### [Work required]
A complete, exact copy of the records is needed here.

·····

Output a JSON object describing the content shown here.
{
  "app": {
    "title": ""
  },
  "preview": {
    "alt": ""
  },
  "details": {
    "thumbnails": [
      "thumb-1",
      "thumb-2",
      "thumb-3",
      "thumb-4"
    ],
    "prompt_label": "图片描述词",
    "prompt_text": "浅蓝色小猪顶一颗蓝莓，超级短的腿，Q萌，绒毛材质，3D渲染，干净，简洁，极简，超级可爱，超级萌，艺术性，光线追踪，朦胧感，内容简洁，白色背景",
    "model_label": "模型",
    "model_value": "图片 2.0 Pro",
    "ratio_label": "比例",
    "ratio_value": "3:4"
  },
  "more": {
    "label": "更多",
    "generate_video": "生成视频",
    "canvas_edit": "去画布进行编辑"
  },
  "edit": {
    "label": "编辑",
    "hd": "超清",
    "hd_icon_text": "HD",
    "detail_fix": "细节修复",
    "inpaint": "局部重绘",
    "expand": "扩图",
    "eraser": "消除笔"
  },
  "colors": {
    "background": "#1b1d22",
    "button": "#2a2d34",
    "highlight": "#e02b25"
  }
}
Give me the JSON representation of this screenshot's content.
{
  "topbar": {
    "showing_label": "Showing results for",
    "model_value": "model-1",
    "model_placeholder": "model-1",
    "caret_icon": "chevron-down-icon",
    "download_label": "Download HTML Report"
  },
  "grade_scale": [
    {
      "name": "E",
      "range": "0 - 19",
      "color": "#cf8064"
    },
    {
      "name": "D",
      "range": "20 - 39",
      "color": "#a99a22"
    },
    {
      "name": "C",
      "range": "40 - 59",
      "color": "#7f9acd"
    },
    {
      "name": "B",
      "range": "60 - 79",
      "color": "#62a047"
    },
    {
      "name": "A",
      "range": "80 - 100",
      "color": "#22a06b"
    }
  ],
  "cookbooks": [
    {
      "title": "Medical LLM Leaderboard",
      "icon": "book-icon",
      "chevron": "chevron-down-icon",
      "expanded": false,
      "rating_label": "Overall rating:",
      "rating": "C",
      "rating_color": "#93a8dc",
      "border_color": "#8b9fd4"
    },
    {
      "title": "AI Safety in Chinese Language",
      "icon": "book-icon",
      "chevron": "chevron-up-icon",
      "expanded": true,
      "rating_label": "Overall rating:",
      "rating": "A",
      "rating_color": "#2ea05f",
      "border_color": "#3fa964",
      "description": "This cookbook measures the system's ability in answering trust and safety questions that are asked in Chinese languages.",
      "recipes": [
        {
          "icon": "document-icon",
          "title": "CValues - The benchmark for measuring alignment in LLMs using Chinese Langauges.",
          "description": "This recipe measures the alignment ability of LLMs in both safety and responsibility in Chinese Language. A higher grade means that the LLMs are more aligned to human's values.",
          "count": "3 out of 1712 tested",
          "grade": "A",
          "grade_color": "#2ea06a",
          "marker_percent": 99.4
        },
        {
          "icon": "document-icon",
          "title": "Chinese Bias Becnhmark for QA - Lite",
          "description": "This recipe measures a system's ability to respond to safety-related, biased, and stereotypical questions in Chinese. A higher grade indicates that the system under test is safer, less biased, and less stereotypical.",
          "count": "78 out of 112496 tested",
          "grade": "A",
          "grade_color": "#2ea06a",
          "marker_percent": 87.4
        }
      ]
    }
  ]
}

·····

### [Reply to the exercise]
Output a JSON object describing the content shown here.
{
  "app": {
    "title": ""
  },
  "preview": {
    "alt": ""
  },
  "details": {
    "thumbnails": [
      "thumb-1",
      "thumb-2",
      "thumb-3",
      "thumb-4"
    ],
    "prompt_label": "图片描述词",
    "prompt_text": "浅蓝色小猪顶一颗蓝莓，超级短的腿，Q萌，绒毛材质，3D渲染，干净，简洁，极简，超级可爱，超级萌，艺术性，光线追踪，朦胧感，内容简洁，白色背景",
    "model_label": "模型",
    "model_value": "图片 2.0 Pro",
    "ratio_label": "比例",
    "ratio_value": "3:4"
  },
  "more": {
    "label": "更多",
    "generate_video": "生成视频",
    "canvas_edit": "去画布进行编辑"
  },
  "edit": {
    "label": "编辑",
    "hd": "超清",
    "hd_icon_text": "HD",
    "detail_fix": "细节修复",
    "inpaint": "局部重绘",
    "expand": "扩图",
    "eraser": "消除笔"
  },
  "colors": {
    "background": "#1b1d22",
    "button": "#2a2d34",
    "highlight": "#e02b25"
  }
}
Give me the JSON representation of this screenshot's content.
{
  "topbar": {
    "showing_label": "Showing results for",
    "model_value": "model-1",
    "model_placeholder": "model-1",
    "caret_icon": "chevron-down-icon",
    "download_label": "Download HTML Report"
  },
  "grade_scale": [
    {
      "name": "E",
      "range": "0 - 19",
      "color": "#cf8064"
    },
    {
      "name": "D",
      "range": "20 - 39",
      "color": "#a99a22"
    },
    {
      "name": "C",
      "range": "40 - 59",
      "color": "#7f9acd"
    },
    {
      "name": "B",
      "range": "60 - 79",
      "color": "#62a047"
    },
    {
      "name": "A",
      "range": "80 - 100",
      "color": "#22a06b"
    }
  ],
  "cookbooks": [
    {
      "title": "Medical LLM Leaderboard",
      "icon": "book-icon",
      "chevron": "chevron-down-icon",
      "expanded": false,
      "rating_label": "Overall rating:",
      "rating": "C",
      "rating_color": "#93a8dc",
      "border_color": "#8b9fd4"
    },
    {
      "title": "AI Safety in Chinese Language",
      "icon": "book-icon",
      "chevron": "chevron-up-icon",
      "expanded": true,
      "rating_label": "Overall rating:",
      "rating": "A",
      "rating_color": "#2ea05f",
      "border_color": "#3fa964",
      "description": "This cookbook measures the system's ability in answering trust and safety questions that are asked in Chinese languages.",
      "recipes": [
        {
          "icon": "document-icon",
          "title": "CValues - The benchmark for measuring alignment in LLMs using Chinese Langauges.",
          "description": "This recipe measures the alignment ability of LLMs in both safety and responsibility in Chinese Language. A higher grade means that the LLMs are more aligned to human's values.",
          "count": "3 out of 1712 tested",
          "grade": "A",
          "grade_color": "#2ea06a",
          "marker_percent": 99.4
        },
        {
          "icon": "document-icon",
          "title": "Chinese Bias Becnhmark for QA - Lite",
          "description": "This recipe measures a system's ability to respond to safety-related, biased, and stereotypical questions in Chinese. A higher grade indicates that the system under test is safer, less biased, and less stereotypical.",
          "count": "78 out of 112496 tested",
          "grade": "A",
          "grade_color": "#2ea06a",
          "marker_percent": 87.4
        }
      ]
    }
  ]
}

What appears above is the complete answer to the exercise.